Please restate the data below word for word, omitting all images.
Provided records Block Start
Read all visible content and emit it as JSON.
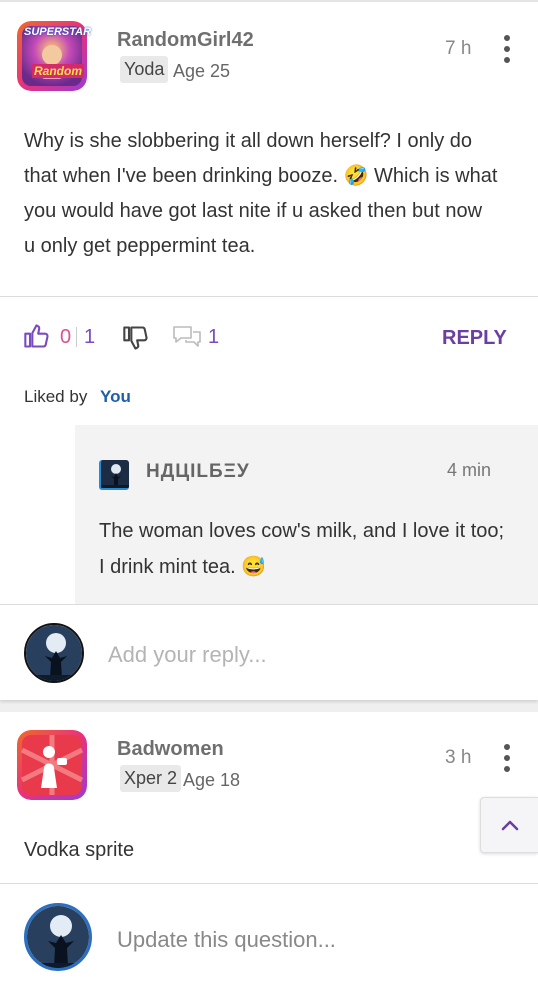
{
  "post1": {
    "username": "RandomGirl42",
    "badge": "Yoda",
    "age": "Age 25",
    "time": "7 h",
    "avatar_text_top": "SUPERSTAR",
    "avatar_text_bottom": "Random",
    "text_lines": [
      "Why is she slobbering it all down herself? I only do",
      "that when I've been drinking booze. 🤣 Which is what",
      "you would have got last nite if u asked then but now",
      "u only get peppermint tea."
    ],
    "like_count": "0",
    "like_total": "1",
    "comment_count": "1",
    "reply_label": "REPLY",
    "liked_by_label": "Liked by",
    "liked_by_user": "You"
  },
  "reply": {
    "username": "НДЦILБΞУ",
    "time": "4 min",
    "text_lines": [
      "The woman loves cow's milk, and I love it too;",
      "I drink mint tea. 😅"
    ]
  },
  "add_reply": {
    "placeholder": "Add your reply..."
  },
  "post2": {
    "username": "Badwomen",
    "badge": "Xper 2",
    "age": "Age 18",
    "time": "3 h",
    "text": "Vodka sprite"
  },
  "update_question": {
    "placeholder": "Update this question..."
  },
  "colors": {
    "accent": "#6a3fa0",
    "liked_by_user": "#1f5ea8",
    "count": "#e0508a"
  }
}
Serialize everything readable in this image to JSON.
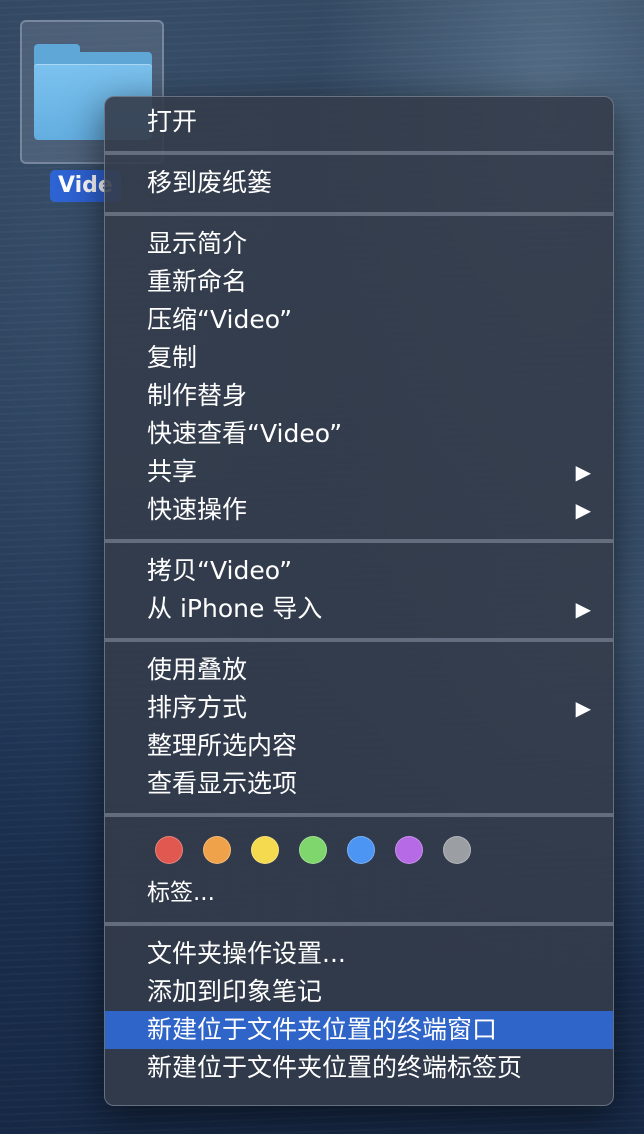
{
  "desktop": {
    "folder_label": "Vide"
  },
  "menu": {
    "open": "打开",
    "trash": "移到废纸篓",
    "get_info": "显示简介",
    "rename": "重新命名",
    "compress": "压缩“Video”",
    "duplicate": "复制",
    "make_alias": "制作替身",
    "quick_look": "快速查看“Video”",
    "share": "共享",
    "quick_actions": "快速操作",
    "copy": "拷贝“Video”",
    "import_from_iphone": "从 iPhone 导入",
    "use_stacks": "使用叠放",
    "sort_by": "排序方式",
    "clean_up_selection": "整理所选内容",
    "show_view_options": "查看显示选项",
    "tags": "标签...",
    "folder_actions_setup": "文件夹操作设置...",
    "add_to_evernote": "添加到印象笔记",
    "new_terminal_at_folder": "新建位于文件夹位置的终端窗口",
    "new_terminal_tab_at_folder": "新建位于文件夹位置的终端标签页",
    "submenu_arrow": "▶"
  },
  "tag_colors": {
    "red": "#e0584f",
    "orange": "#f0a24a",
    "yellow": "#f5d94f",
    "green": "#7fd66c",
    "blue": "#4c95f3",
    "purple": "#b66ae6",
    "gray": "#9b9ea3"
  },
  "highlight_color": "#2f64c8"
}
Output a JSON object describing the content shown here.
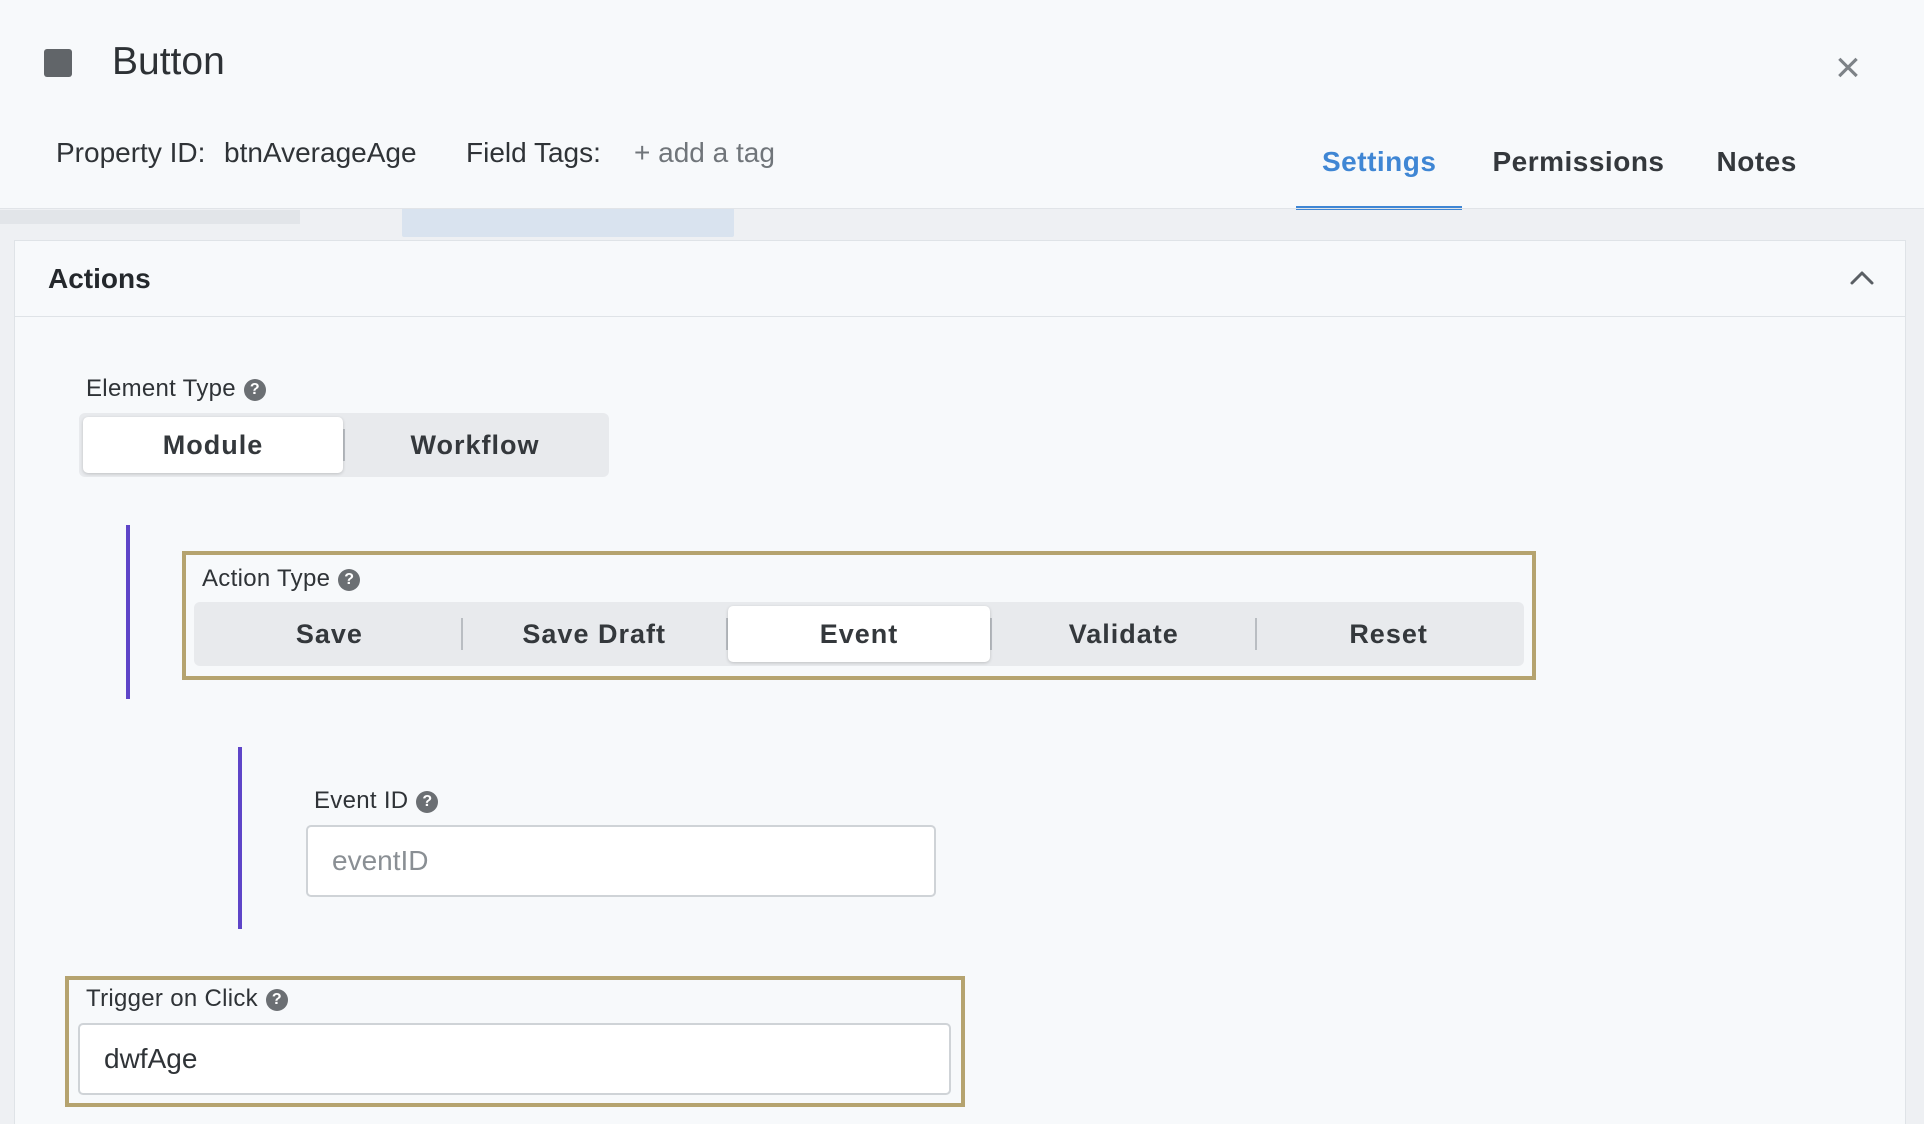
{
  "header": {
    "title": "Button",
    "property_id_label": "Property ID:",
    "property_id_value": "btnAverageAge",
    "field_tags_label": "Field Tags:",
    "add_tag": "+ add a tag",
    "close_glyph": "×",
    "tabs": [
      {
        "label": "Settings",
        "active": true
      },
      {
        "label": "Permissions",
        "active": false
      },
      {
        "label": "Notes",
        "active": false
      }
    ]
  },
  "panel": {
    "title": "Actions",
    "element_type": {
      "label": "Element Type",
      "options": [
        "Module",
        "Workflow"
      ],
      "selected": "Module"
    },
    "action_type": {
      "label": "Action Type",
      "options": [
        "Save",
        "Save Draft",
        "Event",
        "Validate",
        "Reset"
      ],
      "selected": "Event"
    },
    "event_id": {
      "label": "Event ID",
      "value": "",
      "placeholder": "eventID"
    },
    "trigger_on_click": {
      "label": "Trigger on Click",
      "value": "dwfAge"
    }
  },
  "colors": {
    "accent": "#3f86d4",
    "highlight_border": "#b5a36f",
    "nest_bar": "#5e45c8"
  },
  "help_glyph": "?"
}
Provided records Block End
__The completed task__:
Read all visible content and emit it as JSON.
{
  "post1": {
    "username": "RandomGirl42",
    "badge": "Yoda",
    "age": "Age 25",
    "time": "7 h",
    "avatar_text_top": "SUPERSTAR",
    "avatar_text_bottom": "Random",
    "text_lines": [
      "Why is she slobbering it all down herself? I only do",
      "that when I've been drinking booze. 🤣 Which is what",
      "you would have got last nite if u asked then but now",
      "u only get peppermint tea."
    ],
    "like_count": "0",
    "like_total": "1",
    "comment_count": "1",
    "reply_label": "REPLY",
    "liked_by_label": "Liked by",
    "liked_by_user": "You"
  },
  "reply": {
    "username": "НДЦILБΞУ",
    "time": "4 min",
    "text_lines": [
      "The woman loves cow's milk, and I love it too;",
      "I drink mint tea. 😅"
    ]
  },
  "add_reply": {
    "placeholder": "Add your reply..."
  },
  "post2": {
    "username": "Badwomen",
    "badge": "Xper 2",
    "age": "Age 18",
    "time": "3 h",
    "text": "Vodka sprite"
  },
  "update_question": {
    "placeholder": "Update this question..."
  },
  "colors": {
    "accent": "#6a3fa0",
    "liked_by_user": "#1f5ea8",
    "count": "#e0508a"
  }
}
Serialize everything readable in this image to JSON.
{
  "desktop": {
    "folder_label": "Vide"
  },
  "menu": {
    "open": "打开",
    "trash": "移到废纸篓",
    "get_info": "显示简介",
    "rename": "重新命名",
    "compress": "压缩“Video”",
    "duplicate": "复制",
    "make_alias": "制作替身",
    "quick_look": "快速查看“Video”",
    "share": "共享",
    "quick_actions": "快速操作",
    "copy": "拷贝“Video”",
    "import_from_iphone": "从 iPhone 导入",
    "use_stacks": "使用叠放",
    "sort_by": "排序方式",
    "clean_up_selection": "整理所选内容",
    "show_view_options": "查看显示选项",
    "tags": "标签...",
    "folder_actions_setup": "文件夹操作设置...",
    "add_to_evernote": "添加到印象笔记",
    "new_terminal_at_folder": "新建位于文件夹位置的终端窗口",
    "new_terminal_tab_at_folder": "新建位于文件夹位置的终端标签页",
    "submenu_arrow": "▶"
  },
  "tag_colors": {
    "red": "#e0584f",
    "orange": "#f0a24a",
    "yellow": "#f5d94f",
    "green": "#7fd66c",
    "blue": "#4c95f3",
    "purple": "#b66ae6",
    "gray": "#9b9ea3"
  },
  "highlight_color": "#2f64c8"
}
Output a JSON object describing the content shown here.
{
  "header": {
    "title": "Button",
    "property_id_label": "Property ID:",
    "property_id_value": "btnAverageAge",
    "field_tags_label": "Field Tags:",
    "add_tag": "+ add a tag",
    "close_glyph": "×",
    "tabs": [
      {
        "label": "Settings",
        "active": true
      },
      {
        "label": "Permissions",
        "active": false
      },
      {
        "label": "Notes",
        "active": false
      }
    ]
  },
  "panel": {
    "title": "Actions",
    "element_type": {
      "label": "Element Type",
      "options": [
        "Module",
        "Workflow"
      ],
      "selected": "Module"
    },
    "action_type": {
      "label": "Action Type",
      "options": [
        "Save",
        "Save Draft",
        "Event",
        "Validate",
        "Reset"
      ],
      "selected": "Event"
    },
    "event_id": {
      "label": "Event ID",
      "value": "",
      "placeholder": "eventID"
    },
    "trigger_on_click": {
      "label": "Trigger on Click",
      "value": "dwfAge"
    }
  },
  "colors": {
    "accent": "#3f86d4",
    "highlight_border": "#b5a36f",
    "nest_bar": "#5e45c8"
  },
  "help_glyph": "?"
}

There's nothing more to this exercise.